John Drawbridge

Aotearoa New Zealand, b.1930, d.2005

Pacific cloud

  • 1966
  • Drypoint etching
  • Lawrence Baigent / Robert Erwin bequest, 2003
  • 550 x 352mm
  • 2003/80

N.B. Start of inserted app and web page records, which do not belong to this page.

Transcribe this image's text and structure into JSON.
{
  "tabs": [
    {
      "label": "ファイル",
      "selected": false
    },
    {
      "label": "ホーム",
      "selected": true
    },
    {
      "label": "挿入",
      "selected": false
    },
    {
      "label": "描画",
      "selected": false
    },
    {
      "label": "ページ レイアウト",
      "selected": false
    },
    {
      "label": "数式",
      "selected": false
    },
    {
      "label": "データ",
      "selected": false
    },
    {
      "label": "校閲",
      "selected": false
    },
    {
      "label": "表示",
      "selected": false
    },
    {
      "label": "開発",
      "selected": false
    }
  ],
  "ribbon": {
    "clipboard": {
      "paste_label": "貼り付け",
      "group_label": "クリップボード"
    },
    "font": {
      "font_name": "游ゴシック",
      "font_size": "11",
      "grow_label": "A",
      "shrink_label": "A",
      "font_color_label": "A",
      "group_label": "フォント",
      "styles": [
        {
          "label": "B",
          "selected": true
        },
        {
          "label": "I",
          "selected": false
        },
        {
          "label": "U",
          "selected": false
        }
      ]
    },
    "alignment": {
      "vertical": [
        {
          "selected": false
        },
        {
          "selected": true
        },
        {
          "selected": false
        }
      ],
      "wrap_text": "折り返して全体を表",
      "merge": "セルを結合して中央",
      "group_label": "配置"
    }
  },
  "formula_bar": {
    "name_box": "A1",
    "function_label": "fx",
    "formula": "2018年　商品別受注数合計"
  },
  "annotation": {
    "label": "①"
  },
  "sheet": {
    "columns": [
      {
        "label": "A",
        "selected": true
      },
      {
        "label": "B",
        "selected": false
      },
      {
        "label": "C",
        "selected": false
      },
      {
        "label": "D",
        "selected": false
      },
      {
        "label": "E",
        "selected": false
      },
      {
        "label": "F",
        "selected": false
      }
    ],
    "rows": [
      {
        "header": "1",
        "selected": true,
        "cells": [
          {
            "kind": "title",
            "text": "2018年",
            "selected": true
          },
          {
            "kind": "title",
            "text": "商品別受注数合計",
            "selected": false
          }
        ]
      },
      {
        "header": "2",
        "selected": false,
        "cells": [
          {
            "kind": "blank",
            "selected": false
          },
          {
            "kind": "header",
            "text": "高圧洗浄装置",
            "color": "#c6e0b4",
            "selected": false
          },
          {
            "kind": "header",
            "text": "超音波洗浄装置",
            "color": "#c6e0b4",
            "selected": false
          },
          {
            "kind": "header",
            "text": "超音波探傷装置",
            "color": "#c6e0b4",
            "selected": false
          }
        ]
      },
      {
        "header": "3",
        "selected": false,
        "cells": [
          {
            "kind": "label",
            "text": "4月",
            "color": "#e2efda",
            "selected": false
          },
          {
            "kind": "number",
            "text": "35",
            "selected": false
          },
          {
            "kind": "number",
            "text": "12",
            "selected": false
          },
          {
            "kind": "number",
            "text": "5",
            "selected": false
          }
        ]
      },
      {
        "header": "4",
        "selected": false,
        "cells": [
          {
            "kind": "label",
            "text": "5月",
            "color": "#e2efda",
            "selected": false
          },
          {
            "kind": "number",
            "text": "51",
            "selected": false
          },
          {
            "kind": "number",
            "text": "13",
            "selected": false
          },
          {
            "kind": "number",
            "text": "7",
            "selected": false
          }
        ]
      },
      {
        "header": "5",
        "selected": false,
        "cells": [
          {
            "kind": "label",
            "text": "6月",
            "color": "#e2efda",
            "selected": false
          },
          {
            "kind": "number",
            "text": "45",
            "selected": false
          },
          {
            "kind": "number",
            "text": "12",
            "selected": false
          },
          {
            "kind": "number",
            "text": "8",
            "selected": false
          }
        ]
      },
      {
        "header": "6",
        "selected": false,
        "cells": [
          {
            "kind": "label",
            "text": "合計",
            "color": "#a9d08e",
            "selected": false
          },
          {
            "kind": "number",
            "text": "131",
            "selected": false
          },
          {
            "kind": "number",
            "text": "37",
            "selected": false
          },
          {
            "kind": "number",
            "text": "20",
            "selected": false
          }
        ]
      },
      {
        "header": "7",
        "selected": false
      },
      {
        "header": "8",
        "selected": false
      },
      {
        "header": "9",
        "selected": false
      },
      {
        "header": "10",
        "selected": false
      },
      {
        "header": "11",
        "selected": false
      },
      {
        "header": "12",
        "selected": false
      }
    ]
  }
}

John Drawbridge’s Wellington studio overlooked the Pacific Ocean, and he often explored the nuances of the coastline and ocean in his paintings and prints. Interested in what he called the “atmospheric elements of the earth and in humanity”, he experimented with how combining intense colour and delicate mark-making could create rich experiences for the eye and mind. Unusually for him, this work responded to a political issue – the testing of nuclear weapons in the Pacific. While British, American and Soviet governments agreed in 1963 to ban atmospheric tests, France undertook nuclear testing (atmospherically, then underground) in French Polynesia from the mid-1960s until 1996. This prompted strong protest, and the Australian and New Zealand governments took France to the International Court of Justice to force a ban. France ignored the court’s ruling. In Pacific Cloud, a fiery red vapour almost obscures the thin horizon line in the distance – suggesting not only a bomb blast, but also the effects of radiation spreading across the ocean. It is now estimated that around 110,000 people in French Polynesia were affected by radioactive fallout. (Te Wheke: Pathways Across Oceania, 2021)